Thirst… That’s right, nothing but plain old thirst.
Their roots must have plenty of water available at all times, and if this is lacking, they are goners. You may have to water twice a day or more to satisfy these shrubs. For good measure on potted material you many want to immerse the plant pot in water for half an hour, just to make certain that the shrubby roots are thoroughly soaked all the way through.
Increased humidity is always beneficial to these shrubs. If top spraying will not spot the blossoms, syringe the plants with tepid water each morning; otherwise, keep them in as humid a place as possible. They need cool conditions, and full light for best growing.
Frequently I have read that full sunlight should be provided, but this often leads to leaf scorch, red spidermite, and bud blast which to me seems a high price to pay for best flowering and coloration; I would rather take my chances on having less perfect blossoming and end with a healthier plant.
Most shrubs, forced for Easter or blooming normally at that time, may be set outdoors when the weather warms.
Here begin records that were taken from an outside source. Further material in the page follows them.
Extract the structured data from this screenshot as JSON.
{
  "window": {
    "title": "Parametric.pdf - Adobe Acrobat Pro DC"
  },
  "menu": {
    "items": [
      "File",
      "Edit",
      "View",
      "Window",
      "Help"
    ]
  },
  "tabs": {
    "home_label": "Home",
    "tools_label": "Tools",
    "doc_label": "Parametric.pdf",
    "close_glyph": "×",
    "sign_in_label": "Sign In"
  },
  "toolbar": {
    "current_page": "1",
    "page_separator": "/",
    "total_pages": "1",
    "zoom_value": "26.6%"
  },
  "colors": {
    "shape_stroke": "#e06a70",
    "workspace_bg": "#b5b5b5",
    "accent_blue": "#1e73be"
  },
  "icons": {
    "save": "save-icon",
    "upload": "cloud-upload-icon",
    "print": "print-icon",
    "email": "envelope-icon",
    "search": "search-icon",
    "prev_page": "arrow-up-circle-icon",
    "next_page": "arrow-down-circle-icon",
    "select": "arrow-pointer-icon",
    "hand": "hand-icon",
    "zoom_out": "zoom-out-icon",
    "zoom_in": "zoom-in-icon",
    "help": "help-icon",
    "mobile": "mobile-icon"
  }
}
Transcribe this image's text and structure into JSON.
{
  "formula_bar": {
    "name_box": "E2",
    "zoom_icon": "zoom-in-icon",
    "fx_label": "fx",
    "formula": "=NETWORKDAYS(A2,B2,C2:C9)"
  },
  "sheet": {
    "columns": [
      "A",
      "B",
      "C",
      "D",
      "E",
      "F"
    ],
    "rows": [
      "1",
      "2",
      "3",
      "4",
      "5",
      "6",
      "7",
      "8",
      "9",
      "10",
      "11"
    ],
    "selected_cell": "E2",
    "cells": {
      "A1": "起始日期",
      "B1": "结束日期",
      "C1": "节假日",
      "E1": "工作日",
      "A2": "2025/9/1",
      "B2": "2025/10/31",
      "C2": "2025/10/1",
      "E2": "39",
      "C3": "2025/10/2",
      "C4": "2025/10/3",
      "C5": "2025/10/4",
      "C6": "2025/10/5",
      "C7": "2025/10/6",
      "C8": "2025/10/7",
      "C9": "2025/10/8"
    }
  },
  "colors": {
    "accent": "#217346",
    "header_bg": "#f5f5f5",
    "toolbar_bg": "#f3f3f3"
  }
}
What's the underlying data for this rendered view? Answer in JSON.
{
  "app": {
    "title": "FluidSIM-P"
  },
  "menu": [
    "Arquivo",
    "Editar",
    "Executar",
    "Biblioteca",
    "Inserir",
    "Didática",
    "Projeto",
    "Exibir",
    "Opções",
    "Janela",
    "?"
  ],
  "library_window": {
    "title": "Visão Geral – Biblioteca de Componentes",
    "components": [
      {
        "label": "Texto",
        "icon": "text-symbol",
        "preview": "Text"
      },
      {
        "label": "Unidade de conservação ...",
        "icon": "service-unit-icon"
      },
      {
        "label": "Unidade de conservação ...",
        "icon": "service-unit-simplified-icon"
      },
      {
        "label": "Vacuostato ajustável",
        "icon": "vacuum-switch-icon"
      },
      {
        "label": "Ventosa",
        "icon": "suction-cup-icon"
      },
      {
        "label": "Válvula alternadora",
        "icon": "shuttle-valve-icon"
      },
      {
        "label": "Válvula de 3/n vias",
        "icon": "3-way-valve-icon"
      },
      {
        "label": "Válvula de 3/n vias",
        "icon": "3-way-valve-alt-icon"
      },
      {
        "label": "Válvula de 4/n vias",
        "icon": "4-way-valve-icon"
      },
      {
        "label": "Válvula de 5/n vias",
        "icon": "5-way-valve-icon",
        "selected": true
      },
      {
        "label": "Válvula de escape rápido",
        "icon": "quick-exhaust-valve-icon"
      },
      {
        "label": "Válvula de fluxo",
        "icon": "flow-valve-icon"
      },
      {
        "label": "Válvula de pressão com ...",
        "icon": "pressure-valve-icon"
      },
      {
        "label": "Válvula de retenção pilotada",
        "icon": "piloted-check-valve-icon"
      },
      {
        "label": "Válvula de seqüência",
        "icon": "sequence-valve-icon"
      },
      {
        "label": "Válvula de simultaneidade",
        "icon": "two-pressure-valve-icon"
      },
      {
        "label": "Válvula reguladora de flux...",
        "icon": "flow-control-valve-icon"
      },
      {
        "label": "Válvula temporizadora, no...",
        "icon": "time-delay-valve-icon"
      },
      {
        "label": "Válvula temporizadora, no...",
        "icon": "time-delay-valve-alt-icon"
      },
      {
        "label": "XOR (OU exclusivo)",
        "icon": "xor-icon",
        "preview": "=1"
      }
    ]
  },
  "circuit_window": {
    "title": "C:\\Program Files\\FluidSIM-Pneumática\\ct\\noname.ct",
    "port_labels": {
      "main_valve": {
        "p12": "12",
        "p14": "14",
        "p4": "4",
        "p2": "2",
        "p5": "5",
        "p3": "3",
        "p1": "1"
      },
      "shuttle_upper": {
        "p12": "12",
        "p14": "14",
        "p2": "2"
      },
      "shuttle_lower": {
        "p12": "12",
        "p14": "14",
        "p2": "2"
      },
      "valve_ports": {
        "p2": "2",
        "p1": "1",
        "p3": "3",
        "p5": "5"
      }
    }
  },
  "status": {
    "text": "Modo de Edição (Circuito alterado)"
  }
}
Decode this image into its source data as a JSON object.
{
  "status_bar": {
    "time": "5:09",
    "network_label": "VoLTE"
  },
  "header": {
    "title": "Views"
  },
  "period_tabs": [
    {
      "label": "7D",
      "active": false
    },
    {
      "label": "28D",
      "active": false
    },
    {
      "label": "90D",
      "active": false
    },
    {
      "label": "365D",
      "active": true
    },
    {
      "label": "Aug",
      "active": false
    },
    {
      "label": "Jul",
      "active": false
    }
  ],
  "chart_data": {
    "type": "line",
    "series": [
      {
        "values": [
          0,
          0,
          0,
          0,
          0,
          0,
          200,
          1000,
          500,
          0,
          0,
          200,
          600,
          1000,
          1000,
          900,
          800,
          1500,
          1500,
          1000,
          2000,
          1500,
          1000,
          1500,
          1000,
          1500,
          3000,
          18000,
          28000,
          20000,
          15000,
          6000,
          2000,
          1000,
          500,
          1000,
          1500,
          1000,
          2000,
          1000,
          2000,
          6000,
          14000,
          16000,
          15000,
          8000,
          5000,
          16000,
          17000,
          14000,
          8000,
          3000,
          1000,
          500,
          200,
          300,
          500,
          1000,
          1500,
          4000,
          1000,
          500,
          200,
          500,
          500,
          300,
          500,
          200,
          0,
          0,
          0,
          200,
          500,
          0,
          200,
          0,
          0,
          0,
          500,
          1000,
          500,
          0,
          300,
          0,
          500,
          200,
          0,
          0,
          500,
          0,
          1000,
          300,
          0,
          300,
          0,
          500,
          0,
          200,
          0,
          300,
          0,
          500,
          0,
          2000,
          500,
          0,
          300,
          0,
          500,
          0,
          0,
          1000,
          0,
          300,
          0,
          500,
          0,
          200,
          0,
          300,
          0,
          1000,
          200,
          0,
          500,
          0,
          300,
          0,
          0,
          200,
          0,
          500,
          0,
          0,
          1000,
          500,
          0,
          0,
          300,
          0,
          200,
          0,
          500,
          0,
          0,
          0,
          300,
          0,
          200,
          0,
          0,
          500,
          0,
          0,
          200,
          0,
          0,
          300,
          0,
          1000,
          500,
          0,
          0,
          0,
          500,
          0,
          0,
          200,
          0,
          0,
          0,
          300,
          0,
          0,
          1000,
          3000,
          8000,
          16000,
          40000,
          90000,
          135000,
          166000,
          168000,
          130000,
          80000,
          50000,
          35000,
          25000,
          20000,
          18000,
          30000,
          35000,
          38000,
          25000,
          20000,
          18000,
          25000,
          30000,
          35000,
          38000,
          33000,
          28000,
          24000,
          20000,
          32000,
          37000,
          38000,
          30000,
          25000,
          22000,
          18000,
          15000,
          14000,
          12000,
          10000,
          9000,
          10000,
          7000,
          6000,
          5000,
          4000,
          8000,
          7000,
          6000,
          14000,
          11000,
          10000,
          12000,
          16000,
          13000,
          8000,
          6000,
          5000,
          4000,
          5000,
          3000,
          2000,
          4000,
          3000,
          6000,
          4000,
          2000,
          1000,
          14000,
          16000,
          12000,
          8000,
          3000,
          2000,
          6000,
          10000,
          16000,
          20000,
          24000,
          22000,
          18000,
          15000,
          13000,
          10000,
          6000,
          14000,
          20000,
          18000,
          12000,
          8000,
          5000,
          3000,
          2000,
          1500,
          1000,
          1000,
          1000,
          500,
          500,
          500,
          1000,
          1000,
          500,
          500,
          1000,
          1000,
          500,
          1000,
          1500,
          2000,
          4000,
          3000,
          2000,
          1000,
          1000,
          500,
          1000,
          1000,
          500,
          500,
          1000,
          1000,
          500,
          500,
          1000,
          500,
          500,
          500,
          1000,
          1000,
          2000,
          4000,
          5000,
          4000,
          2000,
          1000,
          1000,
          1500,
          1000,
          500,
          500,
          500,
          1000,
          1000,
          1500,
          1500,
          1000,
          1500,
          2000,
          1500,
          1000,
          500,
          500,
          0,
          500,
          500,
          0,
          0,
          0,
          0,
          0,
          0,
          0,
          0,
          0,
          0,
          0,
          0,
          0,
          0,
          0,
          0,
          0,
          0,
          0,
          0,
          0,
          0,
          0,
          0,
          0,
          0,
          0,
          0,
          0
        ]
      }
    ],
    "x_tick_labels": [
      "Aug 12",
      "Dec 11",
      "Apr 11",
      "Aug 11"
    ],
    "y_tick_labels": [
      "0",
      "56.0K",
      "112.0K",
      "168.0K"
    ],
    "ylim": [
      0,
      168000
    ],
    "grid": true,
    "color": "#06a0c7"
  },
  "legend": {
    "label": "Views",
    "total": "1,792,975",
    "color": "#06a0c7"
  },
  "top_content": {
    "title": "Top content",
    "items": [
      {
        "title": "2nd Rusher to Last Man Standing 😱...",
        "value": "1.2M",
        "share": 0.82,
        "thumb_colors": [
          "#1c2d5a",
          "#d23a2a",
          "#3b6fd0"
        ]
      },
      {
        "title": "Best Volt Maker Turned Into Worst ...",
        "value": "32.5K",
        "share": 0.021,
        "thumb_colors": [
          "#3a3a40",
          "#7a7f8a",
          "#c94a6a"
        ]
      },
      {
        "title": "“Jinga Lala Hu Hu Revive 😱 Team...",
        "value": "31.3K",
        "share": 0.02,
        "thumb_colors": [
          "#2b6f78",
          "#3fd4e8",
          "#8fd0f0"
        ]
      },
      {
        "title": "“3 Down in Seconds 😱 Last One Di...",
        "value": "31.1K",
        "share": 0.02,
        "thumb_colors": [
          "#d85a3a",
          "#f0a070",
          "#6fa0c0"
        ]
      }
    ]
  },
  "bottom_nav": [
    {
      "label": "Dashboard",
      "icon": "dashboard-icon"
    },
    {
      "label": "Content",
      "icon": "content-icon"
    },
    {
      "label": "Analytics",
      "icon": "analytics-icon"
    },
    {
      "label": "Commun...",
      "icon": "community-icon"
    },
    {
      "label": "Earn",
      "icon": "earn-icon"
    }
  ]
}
Unless you live in a temperate zone, gardenias and the tender azaleas and hydrangeas will need to be brought indoors again in the fall; if your plant is a “fairy” rose, it may be left out for a brief dormant period before being placed in the window garden for the next winter.
The Non-Bulb Easter Flower Picks – Primroses, Calceolarias, Cinerarias, and Chrysanthemums
Although they are neither bulbs nor bushes, but blooming their heads (flower heads, of course!) off willingly or under duress, we find primroses, calceolarias, cinerarias, and the ever-popular chrysanthemums. I dislike chrysanthemums at Easter as whole-heartedly as I would resent Easter lilies at a football game, but who am I to go against millions of people who adore them at any season?
Calceolarias are the plants with little pouch-like blossoms, highly colored and heavily spotted, while cinerarias are the large-leaved plants with daisylike flowers that look like a small child had worked them over with poster paints. These two are properly classed as “florist’s plants,” meaning that successful cultivation of either without benefit of a well equipped greenhouse is almost an impossibility.
If these are yours to give or get, provide them with a cool, bright spot and ample water, enjoy them while they look nice, and dispose of them when they begin to fade.
Most of the primroses in flower for Easter are tender, and cannot tolerate temperatures much under 50 degrees. These, like the bulbous plants discussed previously, need coolness, moisture, and protection from bright sun. They should, with proper care, continue in presentable condition until they can be set outdoors for the summer, and may even still look good when brought indoors ahead of frost in the fall.
Chrysanthemums are reliable repeat performers, and really deserve far better care than they are usually accorded, I have had plants that were in flower for Easter flower again in late summer in the garden, not with blossoms of the same size and quantity, but satisfactorily enough to suit anyone. Give mums ample water, as much sun as they can stand without getting red spidery, and shower their tops often with tepid water. Keep faded flowers cut off, and remove unsightly leaves as necessary; then, when the plant has opened its last bud into full bloom, rest the plant in a cool place, or set it out in the border.
Keep in mind these points to preserve the beauty of your flowering, potted plants as long as possible: use tepid water, and give water whenever the plants need it, but always check in the mornings and apply water at that time. Increase humidity unless you are fortunate enough to have above—average moisture content in your home. Keep the plants cool. Give them the brightest light possible, but avoid too much hot sunlight even for the natural sun lovers. Remove faded leaves and flowers promptly. Above all, check the plants every day to see that their needs are being met.